To diagnose a heart arrhythmia, your doctor will review your symptoms and your medical history and conduct a physical examination. Your doctor may ask about or test for conditions that may trigger your arrhythmia, such as heart disease or a problem with your thyroid gland. Your doctor may also perform heart-monitoring tests specific to arrhythmias. These may include:

  • Electrocardiogram (ECG). During an ECG, sensors (electrodes) that can detect the electrical activity of your heart are attached to your chest and sometimes to your limbs. An ECG measures the timing and duration of each electrical phase in your heartbeat.
  • Holter monitor.
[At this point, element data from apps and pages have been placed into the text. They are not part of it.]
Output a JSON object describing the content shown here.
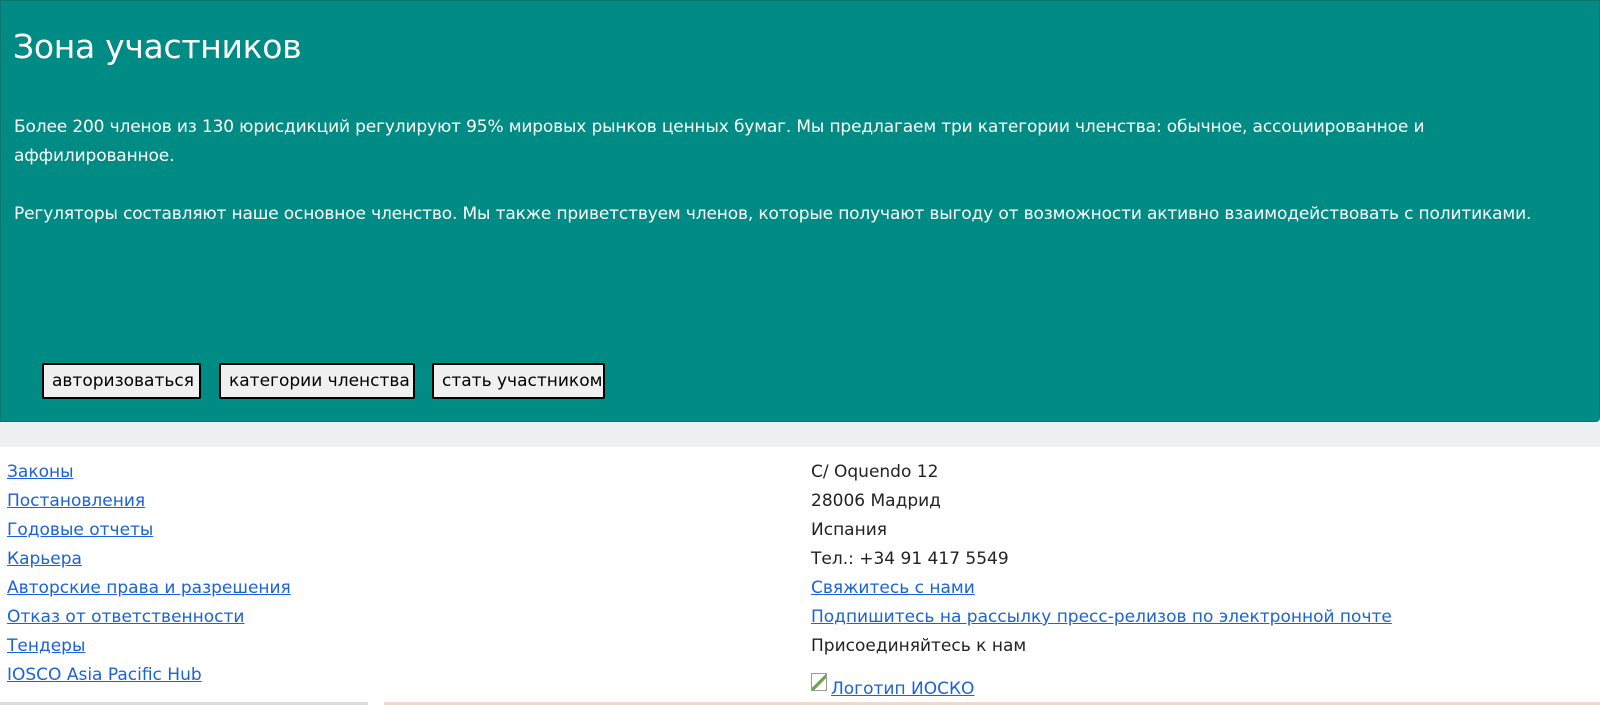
{
  "members_zone": {
    "title": "Зона участников",
    "paragraph_1": "Более 200 членов из 130 юрисдикций регулируют 95% мировых рынков ценных бумаг. Мы предлагаем три категории членства: обычное, ассоциированное и аффилированное.",
    "paragraph_2": "Регуляторы составляют наше основное членство. Мы также приветствуем членов, которые получают выгоду от возможности активно взаимодействовать с политиками.",
    "buttons": {
      "login": "авторизоваться",
      "categories": "категории членства",
      "join": "стать участником"
    },
    "background_color": "#008b84"
  },
  "footer": {
    "links": [
      "Законы",
      "Постановления",
      "Годовые отчеты",
      "Карьера",
      "Авторские права и разрешения",
      "Отказ от ответственности",
      "Тендеры",
      "IOSCO Asia Pacific Hub"
    ],
    "address": {
      "street": "C/ Oquendo 12",
      "city": "28006 Мадрид",
      "country": "Испания",
      "phone": "Тел.: +34 91 417 5549"
    },
    "contact_link": "Свяжитесь с нами",
    "subscribe_link": "Подпишитесь на рассылку пресс-релизов по электронной почте",
    "join_us": "Присоединяйтесь к нам",
    "logo_alt": "Логотип ИОСКО",
    "link_color": "#1a62d9"
  }
}
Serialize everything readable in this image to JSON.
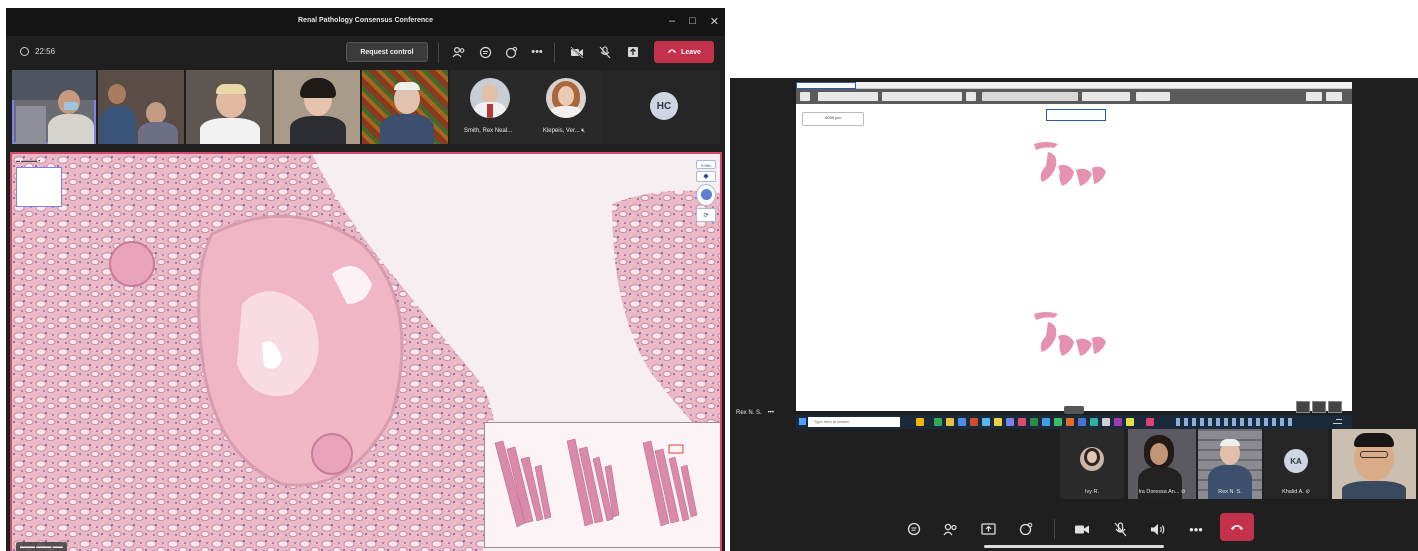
{
  "left_window": {
    "title": "Renal Pathology Consensus Conference",
    "window_controls": {
      "minimize": "–",
      "maximize": "□",
      "close": "✕"
    },
    "call_timer": "22:56",
    "request_control_label": "Request control",
    "leave_label": "Leave",
    "participants": [
      {
        "name": "Smith, Rex Neal...",
        "muted": false
      },
      {
        "name": "Klepeis, Ver...",
        "muted": true
      }
    ],
    "initials_tile": "HC",
    "viewer": {
      "zoom_level": "9.96x"
    }
  },
  "right_window": {
    "shared_screen_owner": "Rex N. S.",
    "more_label": "•••",
    "scale_bar": "5000 µm",
    "taskbar_search_placeholder": "Type here to search",
    "participants": [
      {
        "name": "Ivy R."
      },
      {
        "name": "Ira Doressa An...",
        "muted": true
      },
      {
        "name": "Rex N. S."
      },
      {
        "name": "Khalid A.",
        "muted": true
      }
    ],
    "ka_initials": "KA"
  }
}
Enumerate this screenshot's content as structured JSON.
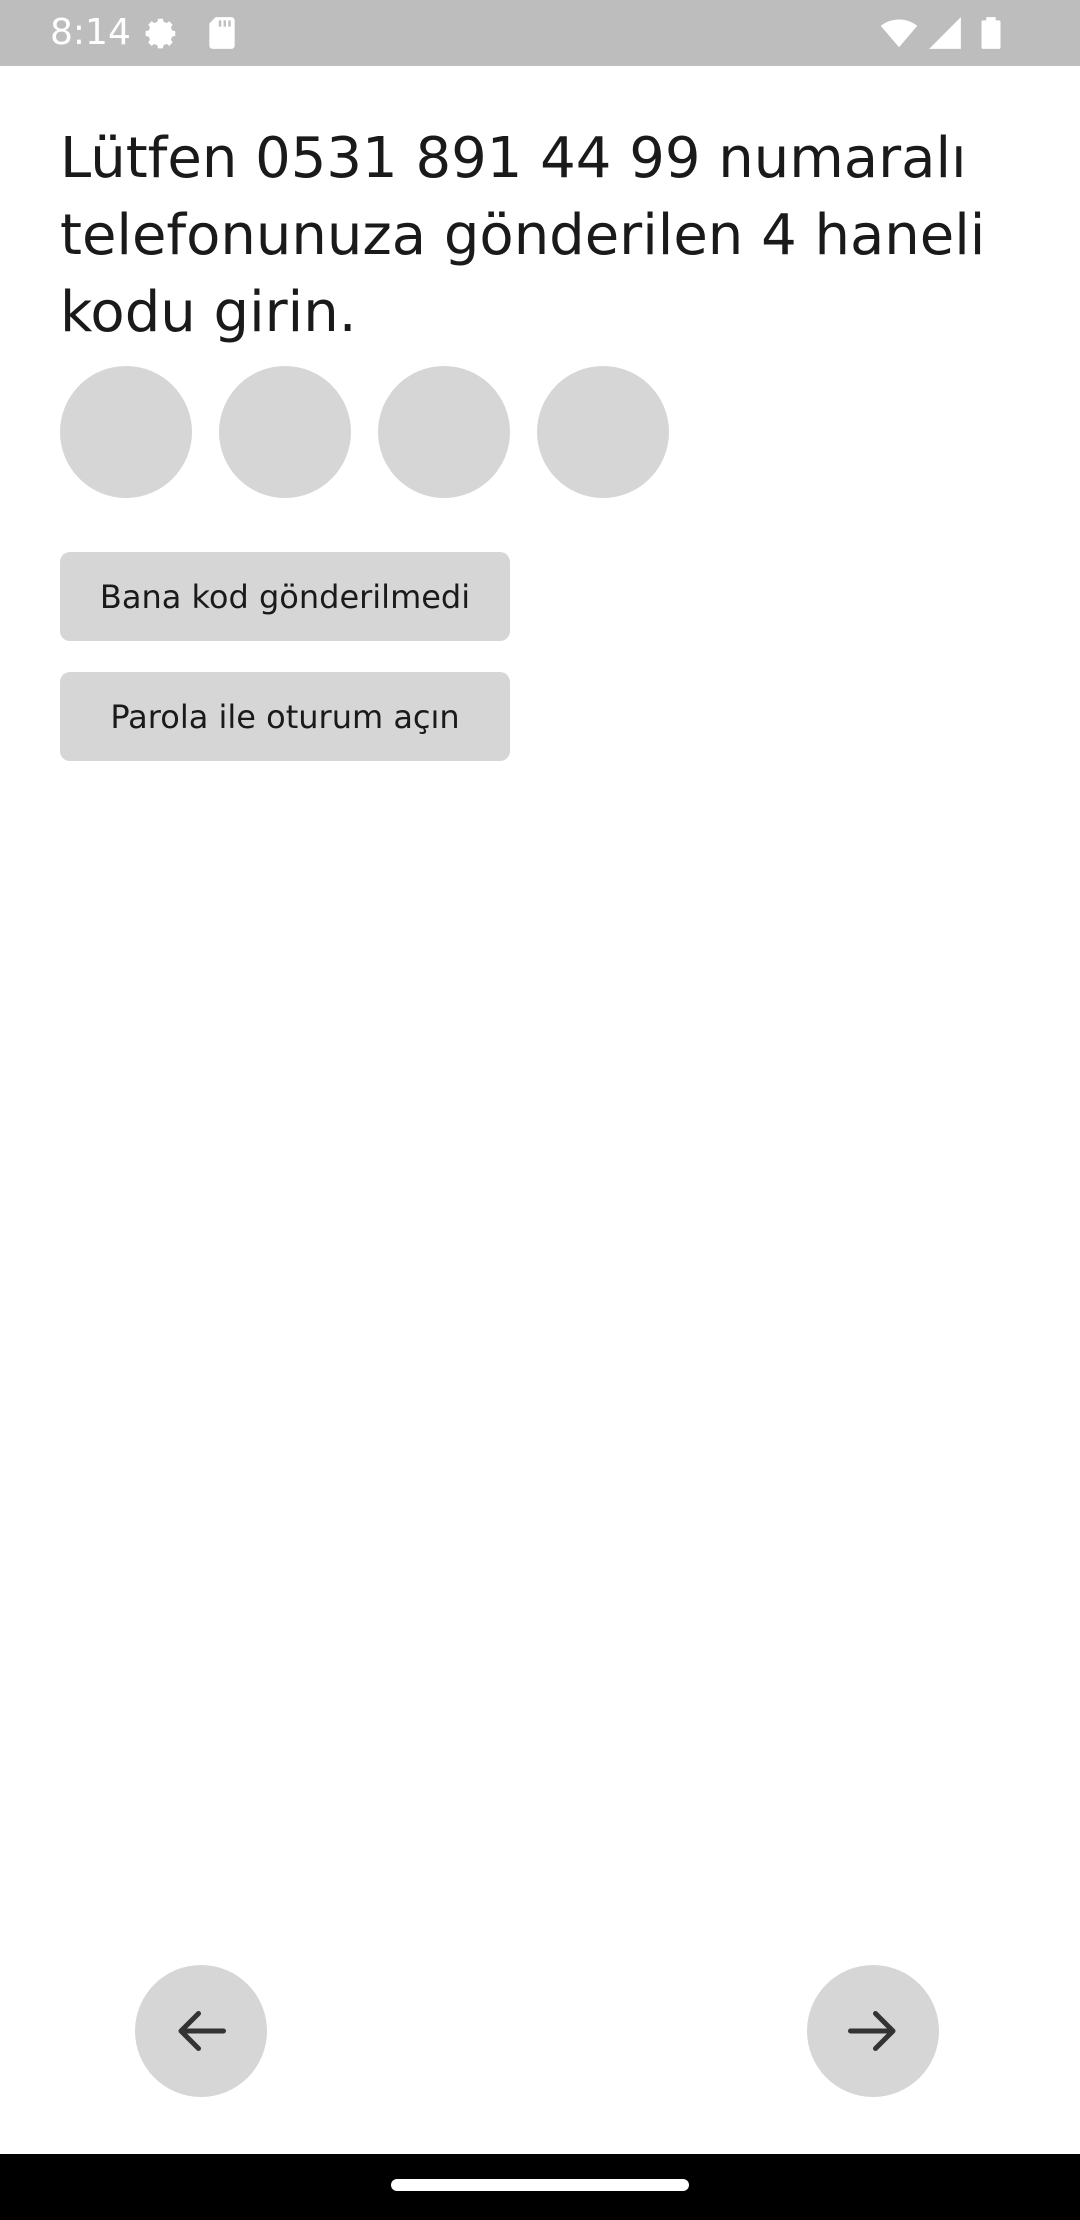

This portable ECG device can be worn for a day or more to record your heart's activity as you go about your routine.
  • Event monitor. For sporadic arrhythmias, you keep this portable ECG device available, attaching it to your body and pressing a button when you have symptoms. This lets your doctor check your heart rhythm at the time of your symptoms.
  • Echocardiogram. In this noninvasive test, a hand-held device (transducer) placed on your chest uses sound waves to produce images of your heart's size, structure and motion.
  • Implantable loop recorder. This device detects abnormal heart rhythms and is implanted under the skin in the chest area.



· Start Amiodarone infusion,

· Loading dose of 5 mg/kg over 1-2 hours in at least 250 MLs 5% Dextrose,

· Maintenance IV dose 15 mg/kg in 500 mLs 5% Dextrose over next 24 hours to amaximum dose of 1200 mg in 24 hours.



· Check BP,

· If hypotensive treat,

· Atropine 0.3 mg IV,

· May be repeated up to 1.2 mg,

· Consider pacing, Isoprenaline IV.



· Treat if multifocal, Ratio to sinus beat > 1:5, Salvos of 10 or more or “R on T”,

· Lignocaine IV,

· If refractory consider Procainamide IV 50mg/min up to 400 mg.



· Treatment often not required,

· Consider low dose Metoprolol 0.5-1.0 mg (if not contraindicated).



· DC conversion if hypotensive,

· Otherwise consider Digoxin 0.5 mg IV over 30 minutes.



· If hypotensive and heart rate < 50 bpm Atropine 0.6 – 3.0 mg IV,

· Consider Isoprenaline infusion and pacing.


RECURRENT Ventricular Tachycardia:

· Manage as Ventricular Fibrillation if pulseless,

· Lignocaine 1.5 mg/kg IV bolus followed by IV infusion,

· If no response procainamide 50 mg/min up to 400 mg,

· Stop if develops hypotension or QRS widens,

· If no response consider Bretyllium 5 mg/kg IV over 5 mins followed by infusion at 1-2 mg/min.